We can then run the analysis code on my website via this list of urls:

pip install redis redisgraph
cat urls.txt | python analyze.py --load --show-query

This will load the posts and entities into the database into a graph called test.

We can then run the Redis CLI against the instance and query:

docker run -it --rm redis redis-cli -h host.docker.internal
host.docker.internal:6379> graph.query test 'match (a:BlogPosting) return count(a)'
1) 1) "count(a)"
2) 1) 1) (integer) 46
3) 1) "Query internal execution time: 0.603200 milliseconds"

And we can list the co-occurrences ordered by count:

host.docker.internal:6379> graph.query test 'match (e1:Entity)<-[u1:uses]-(a)-[u2:uses]->(e2:Entity) where e1<>e2 return e1.text,e2.text,count(a) order by count(a) desc limit 5'
1) 1) "e1.text"
   2) "e2.text"
   3) "count(a)"
2) 1) 1) "XProc"
      2) "MarkLogic"
      3) (integer) 8
   2) 1) "MarkLogic"
      2) "XProc"
      3) (integer) 8
   3) 1) "Green Turtle"
      2) "API"
      3) (integer) 4
   4) 1) "MarkLogic"
      2) "XML"
      3) (integer) 4
   5) 1) "API"
      2) "Green Turtle"
      3) (integer) 4
3) 1) "Query internal execution time: 22.808400 milliseconds"

Visualizing Co-occurrence of Entities

Using the co-occurrence data from the query result, we can visualize the connection between entities. For example, for entities found at least twice we have the following co-occurrence graph:

If you include all the entities detected, you get the following co-occurrence graph. My favourite discoveries are entities Google Scrooge and International Talk Like a Pirate Day.

Conclusions
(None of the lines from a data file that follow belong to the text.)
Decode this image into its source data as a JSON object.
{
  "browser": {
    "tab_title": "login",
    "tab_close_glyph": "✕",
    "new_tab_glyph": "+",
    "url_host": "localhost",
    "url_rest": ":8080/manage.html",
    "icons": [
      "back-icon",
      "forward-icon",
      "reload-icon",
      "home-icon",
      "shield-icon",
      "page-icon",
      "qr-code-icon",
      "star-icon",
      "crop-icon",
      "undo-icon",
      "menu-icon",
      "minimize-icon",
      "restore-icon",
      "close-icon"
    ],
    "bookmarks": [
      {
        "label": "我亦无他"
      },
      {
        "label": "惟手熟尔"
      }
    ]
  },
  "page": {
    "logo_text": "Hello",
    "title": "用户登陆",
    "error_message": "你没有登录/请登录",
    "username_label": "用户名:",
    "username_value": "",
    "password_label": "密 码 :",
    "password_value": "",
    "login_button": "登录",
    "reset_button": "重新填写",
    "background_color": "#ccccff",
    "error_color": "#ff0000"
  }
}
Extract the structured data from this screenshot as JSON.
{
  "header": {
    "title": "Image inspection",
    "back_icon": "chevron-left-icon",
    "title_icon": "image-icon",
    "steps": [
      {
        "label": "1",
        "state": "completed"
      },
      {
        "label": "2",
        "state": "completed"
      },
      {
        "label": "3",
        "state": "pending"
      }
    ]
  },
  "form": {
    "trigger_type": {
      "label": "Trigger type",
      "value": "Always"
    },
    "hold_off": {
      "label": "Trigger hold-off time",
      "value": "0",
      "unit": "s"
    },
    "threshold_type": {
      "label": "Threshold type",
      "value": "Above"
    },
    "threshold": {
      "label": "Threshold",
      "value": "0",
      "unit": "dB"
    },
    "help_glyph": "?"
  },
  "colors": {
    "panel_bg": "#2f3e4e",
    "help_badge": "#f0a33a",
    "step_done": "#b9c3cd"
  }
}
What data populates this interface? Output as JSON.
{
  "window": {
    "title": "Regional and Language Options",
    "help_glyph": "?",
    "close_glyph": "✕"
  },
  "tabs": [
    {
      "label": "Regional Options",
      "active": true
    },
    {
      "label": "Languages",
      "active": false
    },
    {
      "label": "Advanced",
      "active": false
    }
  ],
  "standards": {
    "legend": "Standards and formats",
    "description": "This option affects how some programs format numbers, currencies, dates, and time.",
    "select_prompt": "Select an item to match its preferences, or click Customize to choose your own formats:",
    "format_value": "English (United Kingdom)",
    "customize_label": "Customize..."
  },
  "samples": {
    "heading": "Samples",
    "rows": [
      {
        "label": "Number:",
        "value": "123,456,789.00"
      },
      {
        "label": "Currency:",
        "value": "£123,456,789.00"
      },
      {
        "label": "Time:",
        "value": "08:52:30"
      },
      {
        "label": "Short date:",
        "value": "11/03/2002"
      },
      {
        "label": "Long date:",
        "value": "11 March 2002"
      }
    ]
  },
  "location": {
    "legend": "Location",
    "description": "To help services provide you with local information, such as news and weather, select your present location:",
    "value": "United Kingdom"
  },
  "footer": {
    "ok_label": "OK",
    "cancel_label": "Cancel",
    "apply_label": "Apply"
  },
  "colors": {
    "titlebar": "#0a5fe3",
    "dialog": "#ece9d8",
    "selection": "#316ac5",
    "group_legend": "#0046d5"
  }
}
Detecting and harvesting named entities within text can give you insights. In my particular case, I can see that my curated keywords are just not as good as the entities discovered by analyzing the text. Within these entities are hidden gems that I'll have to expose somehow on this website.